US Lawmakers Wrestle with Digital Signal Switch

31 October 2005

Legislation to switch off the analog television signal in the US is clouded in confusion.

Hot on the heels of the Senate Commerce Committee's decision ten days ago to set April 7, 2009 as the digital switchover deadline, the House of Representatives' Energy and Commerce Committee has proposed an earlier date of December 31, 2008.

The Senate committee has recommended a $3 billion (€2.5bn; £1.69bn) subsidy to help convert an estimated 73 million TV sets that presently rely on antennas to receive signals instead of cable or satellite dish.

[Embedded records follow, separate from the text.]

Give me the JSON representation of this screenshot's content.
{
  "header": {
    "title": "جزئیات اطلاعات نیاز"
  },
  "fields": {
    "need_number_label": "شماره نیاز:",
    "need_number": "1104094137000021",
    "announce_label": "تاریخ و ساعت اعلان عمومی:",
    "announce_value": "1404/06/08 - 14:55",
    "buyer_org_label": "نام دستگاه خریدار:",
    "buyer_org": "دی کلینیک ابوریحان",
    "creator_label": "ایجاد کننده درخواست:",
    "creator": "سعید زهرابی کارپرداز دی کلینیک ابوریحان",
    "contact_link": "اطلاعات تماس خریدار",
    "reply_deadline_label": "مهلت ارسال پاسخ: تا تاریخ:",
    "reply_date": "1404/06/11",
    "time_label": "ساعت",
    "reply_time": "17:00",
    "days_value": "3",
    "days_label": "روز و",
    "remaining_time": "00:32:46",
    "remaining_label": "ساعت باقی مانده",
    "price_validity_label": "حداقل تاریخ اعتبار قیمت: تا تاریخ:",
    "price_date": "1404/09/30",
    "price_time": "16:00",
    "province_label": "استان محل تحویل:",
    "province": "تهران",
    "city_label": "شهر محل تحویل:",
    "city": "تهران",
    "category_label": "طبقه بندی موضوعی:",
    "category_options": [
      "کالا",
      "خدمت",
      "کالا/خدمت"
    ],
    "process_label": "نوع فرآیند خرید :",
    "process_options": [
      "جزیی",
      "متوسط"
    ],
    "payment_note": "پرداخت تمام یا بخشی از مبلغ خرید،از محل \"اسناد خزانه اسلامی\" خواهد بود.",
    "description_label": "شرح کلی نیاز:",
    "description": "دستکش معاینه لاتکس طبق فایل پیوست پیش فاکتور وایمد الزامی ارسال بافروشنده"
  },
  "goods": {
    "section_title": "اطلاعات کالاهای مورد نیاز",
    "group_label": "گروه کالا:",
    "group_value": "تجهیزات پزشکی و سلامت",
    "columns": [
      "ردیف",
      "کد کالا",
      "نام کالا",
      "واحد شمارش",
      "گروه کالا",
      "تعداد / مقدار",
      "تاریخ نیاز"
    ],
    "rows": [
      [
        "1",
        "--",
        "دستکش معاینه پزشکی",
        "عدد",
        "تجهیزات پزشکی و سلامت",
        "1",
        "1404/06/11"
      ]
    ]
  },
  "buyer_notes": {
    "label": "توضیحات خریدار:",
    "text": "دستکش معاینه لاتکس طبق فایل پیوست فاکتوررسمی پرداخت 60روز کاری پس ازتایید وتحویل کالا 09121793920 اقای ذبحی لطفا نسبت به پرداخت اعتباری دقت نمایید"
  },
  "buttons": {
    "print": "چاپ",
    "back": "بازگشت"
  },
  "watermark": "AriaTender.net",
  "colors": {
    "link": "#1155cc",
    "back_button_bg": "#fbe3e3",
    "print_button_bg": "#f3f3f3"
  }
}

The House bill is proposing a $40 coupon towards the cost of a converter box, leaving viewers to pay around $20 of the total cost. The scheme provides for two coupons per household, but people will have to request them, potentially discriminating against poorer homes.

The Senate proposal, on the other hand, would automatically send two $40 coupons to each home, irrespective of householders' incomes.

The money for the boxes will come from an auction of the analog radio spectrum, estimated to raise around $10bn.

Once the bill clears the House and Senate, the operational differences will be ironed out by a joint committee before becoming law.

Data sourced from USA Today Online; additional content by WARC staff